**ASSIGNMENT:** Every record below is to be restated word for word.

BEGIN

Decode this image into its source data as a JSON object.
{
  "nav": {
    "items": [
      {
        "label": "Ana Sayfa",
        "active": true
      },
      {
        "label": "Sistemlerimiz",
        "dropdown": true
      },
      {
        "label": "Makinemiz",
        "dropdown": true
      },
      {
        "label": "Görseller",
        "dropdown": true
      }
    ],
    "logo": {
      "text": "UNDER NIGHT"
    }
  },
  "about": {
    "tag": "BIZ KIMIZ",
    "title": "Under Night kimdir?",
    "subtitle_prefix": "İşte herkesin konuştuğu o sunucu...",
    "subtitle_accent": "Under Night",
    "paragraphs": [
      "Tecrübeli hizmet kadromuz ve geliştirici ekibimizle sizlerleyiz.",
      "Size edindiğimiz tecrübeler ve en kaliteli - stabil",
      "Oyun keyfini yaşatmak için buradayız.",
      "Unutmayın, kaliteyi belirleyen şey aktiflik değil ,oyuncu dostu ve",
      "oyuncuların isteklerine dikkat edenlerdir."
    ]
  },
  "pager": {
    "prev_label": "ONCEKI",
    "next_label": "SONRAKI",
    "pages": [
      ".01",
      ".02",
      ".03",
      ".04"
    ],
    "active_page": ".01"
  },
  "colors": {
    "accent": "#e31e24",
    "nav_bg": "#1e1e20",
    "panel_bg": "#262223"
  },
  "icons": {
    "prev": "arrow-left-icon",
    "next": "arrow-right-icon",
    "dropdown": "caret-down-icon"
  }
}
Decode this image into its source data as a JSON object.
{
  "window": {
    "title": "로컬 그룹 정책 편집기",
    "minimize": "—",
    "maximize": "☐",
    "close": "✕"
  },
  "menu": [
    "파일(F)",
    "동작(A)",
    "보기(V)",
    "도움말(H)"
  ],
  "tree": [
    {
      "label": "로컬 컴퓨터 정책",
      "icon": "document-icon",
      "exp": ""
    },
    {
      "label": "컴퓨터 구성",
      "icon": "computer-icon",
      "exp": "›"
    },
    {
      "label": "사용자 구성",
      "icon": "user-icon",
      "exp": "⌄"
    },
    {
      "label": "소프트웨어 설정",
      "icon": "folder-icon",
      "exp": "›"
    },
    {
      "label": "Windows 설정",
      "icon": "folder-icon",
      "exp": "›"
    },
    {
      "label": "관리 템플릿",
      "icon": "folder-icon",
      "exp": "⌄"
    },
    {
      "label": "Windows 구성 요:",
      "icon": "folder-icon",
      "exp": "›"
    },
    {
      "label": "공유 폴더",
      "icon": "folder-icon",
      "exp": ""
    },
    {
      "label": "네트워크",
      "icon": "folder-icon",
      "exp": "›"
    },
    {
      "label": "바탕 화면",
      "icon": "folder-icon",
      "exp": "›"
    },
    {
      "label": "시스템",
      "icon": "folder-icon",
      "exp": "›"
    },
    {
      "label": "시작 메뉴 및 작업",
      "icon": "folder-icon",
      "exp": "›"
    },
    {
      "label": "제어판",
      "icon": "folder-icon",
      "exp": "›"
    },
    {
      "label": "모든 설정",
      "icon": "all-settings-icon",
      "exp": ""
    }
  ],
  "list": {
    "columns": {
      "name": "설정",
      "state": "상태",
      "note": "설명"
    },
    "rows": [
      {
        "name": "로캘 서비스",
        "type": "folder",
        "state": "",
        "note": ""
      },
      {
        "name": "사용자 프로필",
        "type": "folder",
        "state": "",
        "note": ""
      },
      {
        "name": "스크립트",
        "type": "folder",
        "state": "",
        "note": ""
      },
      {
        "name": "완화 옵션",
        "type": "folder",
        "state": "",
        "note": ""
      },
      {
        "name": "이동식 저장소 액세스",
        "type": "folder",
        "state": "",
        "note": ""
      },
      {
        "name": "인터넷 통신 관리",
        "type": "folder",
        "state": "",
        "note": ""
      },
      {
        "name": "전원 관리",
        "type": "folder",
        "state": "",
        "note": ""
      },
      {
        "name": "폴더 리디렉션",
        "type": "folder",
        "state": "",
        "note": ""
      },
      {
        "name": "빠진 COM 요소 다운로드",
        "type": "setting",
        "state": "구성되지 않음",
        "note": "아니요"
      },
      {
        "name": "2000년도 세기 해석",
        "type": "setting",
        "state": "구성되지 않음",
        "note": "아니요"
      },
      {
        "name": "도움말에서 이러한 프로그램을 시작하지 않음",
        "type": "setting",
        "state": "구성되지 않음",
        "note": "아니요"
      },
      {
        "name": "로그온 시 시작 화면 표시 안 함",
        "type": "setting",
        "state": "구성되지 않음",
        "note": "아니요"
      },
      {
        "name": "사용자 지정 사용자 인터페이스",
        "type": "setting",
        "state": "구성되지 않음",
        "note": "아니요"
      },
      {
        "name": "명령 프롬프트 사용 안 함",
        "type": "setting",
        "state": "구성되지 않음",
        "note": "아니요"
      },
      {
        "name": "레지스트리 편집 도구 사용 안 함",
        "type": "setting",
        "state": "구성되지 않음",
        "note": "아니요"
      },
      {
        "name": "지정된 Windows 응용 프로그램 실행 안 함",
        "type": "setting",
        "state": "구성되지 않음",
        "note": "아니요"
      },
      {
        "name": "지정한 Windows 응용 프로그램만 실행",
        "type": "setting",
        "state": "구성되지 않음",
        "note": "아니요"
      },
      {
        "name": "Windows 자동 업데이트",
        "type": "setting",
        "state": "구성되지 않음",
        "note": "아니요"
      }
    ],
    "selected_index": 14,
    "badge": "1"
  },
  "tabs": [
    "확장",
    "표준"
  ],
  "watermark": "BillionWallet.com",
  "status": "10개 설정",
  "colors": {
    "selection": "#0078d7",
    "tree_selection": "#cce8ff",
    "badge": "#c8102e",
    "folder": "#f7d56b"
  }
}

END

**ANSWER FOR THE TASK:**
Decode this image into its source data as a JSON object.
{
  "nav": {
    "items": [
      {
        "label": "Ana Sayfa",
        "active": true
      },
      {
        "label": "Sistemlerimiz",
        "dropdown": true
      },
      {
        "label": "Makinemiz",
        "dropdown": true
      },
      {
        "label": "Görseller",
        "dropdown": true
      }
    ],
    "logo": {
      "text": "UNDER NIGHT"
    }
  },
  "about": {
    "tag": "BIZ KIMIZ",
    "title": "Under Night kimdir?",
    "subtitle_prefix": "İşte herkesin konuştuğu o sunucu...",
    "subtitle_accent": "Under Night",
    "paragraphs": [
      "Tecrübeli hizmet kadromuz ve geliştirici ekibimizle sizlerleyiz.",
      "Size edindiğimiz tecrübeler ve en kaliteli - stabil",
      "Oyun keyfini yaşatmak için buradayız.",
      "Unutmayın, kaliteyi belirleyen şey aktiflik değil ,oyuncu dostu ve",
      "oyuncuların isteklerine dikkat edenlerdir."
    ]
  },
  "pager": {
    "prev_label": "ONCEKI",
    "next_label": "SONRAKI",
    "pages": [
      ".01",
      ".02",
      ".03",
      ".04"
    ],
    "active_page": ".01"
  },
  "colors": {
    "accent": "#e31e24",
    "nav_bg": "#1e1e20",
    "panel_bg": "#262223"
  },
  "icons": {
    "prev": "arrow-left-icon",
    "next": "arrow-right-icon",
    "dropdown": "caret-down-icon"
  }
}
Decode this image into its source data as a JSON object.
{
  "window": {
    "title": "로컬 그룹 정책 편집기",
    "minimize": "—",
    "maximize": "☐",
    "close": "✕"
  },
  "menu": [
    "파일(F)",
    "동작(A)",
    "보기(V)",
    "도움말(H)"
  ],
  "tree": [
    {
      "label": "로컬 컴퓨터 정책",
      "icon": "document-icon",
      "exp": ""
    },
    {
      "label": "컴퓨터 구성",
      "icon": "computer-icon",
      "exp": "›"
    },
    {
      "label": "사용자 구성",
      "icon": "user-icon",
      "exp": "⌄"
    },
    {
      "label": "소프트웨어 설정",
      "icon": "folder-icon",
      "exp": "›"
    },
    {
      "label": "Windows 설정",
      "icon": "folder-icon",
      "exp": "›"
    },
    {
      "label": "관리 템플릿",
      "icon": "folder-icon",
      "exp": "⌄"
    },
    {
      "label": "Windows 구성 요:",
      "icon": "folder-icon",
      "exp": "›"
    },
    {
      "label": "공유 폴더",
      "icon": "folder-icon",
      "exp": ""
    },
    {
      "label": "네트워크",
      "icon": "folder-icon",
      "exp": "›"
    },
    {
      "label": "바탕 화면",
      "icon": "folder-icon",
      "exp": "›"
    },
    {
      "label": "시스템",
      "icon": "folder-icon",
      "exp": "›"
    },
    {
      "label": "시작 메뉴 및 작업",
      "icon": "folder-icon",
      "exp": "›"
    },
    {
      "label": "제어판",
      "icon": "folder-icon",
      "exp": "›"
    },
    {
      "label": "모든 설정",
      "icon": "all-settings-icon",
      "exp": ""
    }
  ],
  "list": {
    "columns": {
      "name": "설정",
      "state": "상태",
      "note": "설명"
    },
    "rows": [
      {
        "name": "로캘 서비스",
        "type": "folder",
        "state": "",
        "note": ""
      },
      {
        "name": "사용자 프로필",
        "type": "folder",
        "state": "",
        "note": ""
      },
      {
        "name": "스크립트",
        "type": "folder",
        "state": "",
        "note": ""
      },
      {
        "name": "완화 옵션",
        "type": "folder",
        "state": "",
        "note": ""
      },
      {
        "name": "이동식 저장소 액세스",
        "type": "folder",
        "state": "",
        "note": ""
      },
      {
        "name": "인터넷 통신 관리",
        "type": "folder",
        "state": "",
        "note": ""
      },
      {
        "name": "전원 관리",
        "type": "folder",
        "state": "",
        "note": ""
      },
      {
        "name": "폴더 리디렉션",
        "type": "folder",
        "state": "",
        "note": ""
      },
      {
        "name": "빠진 COM 요소 다운로드",
        "type": "setting",
        "state": "구성되지 않음",
        "note": "아니요"
      },
      {
        "name": "2000년도 세기 해석",
        "type": "setting",
        "state": "구성되지 않음",
        "note": "아니요"
      },
      {
        "name": "도움말에서 이러한 프로그램을 시작하지 않음",
        "type": "setting",
        "state": "구성되지 않음",
        "note": "아니요"
      },
      {
        "name": "로그온 시 시작 화면 표시 안 함",
        "type": "setting",
        "state": "구성되지 않음",
        "note": "아니요"
      },
      {
        "name": "사용자 지정 사용자 인터페이스",
        "type": "setting",
        "state": "구성되지 않음",
        "note": "아니요"
      },
      {
        "name": "명령 프롬프트 사용 안 함",
        "type": "setting",
        "state": "구성되지 않음",
        "note": "아니요"
      },
      {
        "name": "레지스트리 편집 도구 사용 안 함",
        "type": "setting",
        "state": "구성되지 않음",
        "note": "아니요"
      },
      {
        "name": "지정된 Windows 응용 프로그램 실행 안 함",
        "type": "setting",
        "state": "구성되지 않음",
        "note": "아니요"
      },
      {
        "name": "지정한 Windows 응용 프로그램만 실행",
        "type": "setting",
        "state": "구성되지 않음",
        "note": "아니요"
      },
      {
        "name": "Windows 자동 업데이트",
        "type": "setting",
        "state": "구성되지 않음",
        "note": "아니요"
      }
    ],
    "selected_index": 14,
    "badge": "1"
  },
  "tabs": [
    "확장",
    "표준"
  ],
  "watermark": "BillionWallet.com",
  "status": "10개 설정",
  "colors": {
    "selection": "#0078d7",
    "tree_selection": "#cce8ff",
    "badge": "#c8102e",
    "folder": "#f7d56b"
  }
}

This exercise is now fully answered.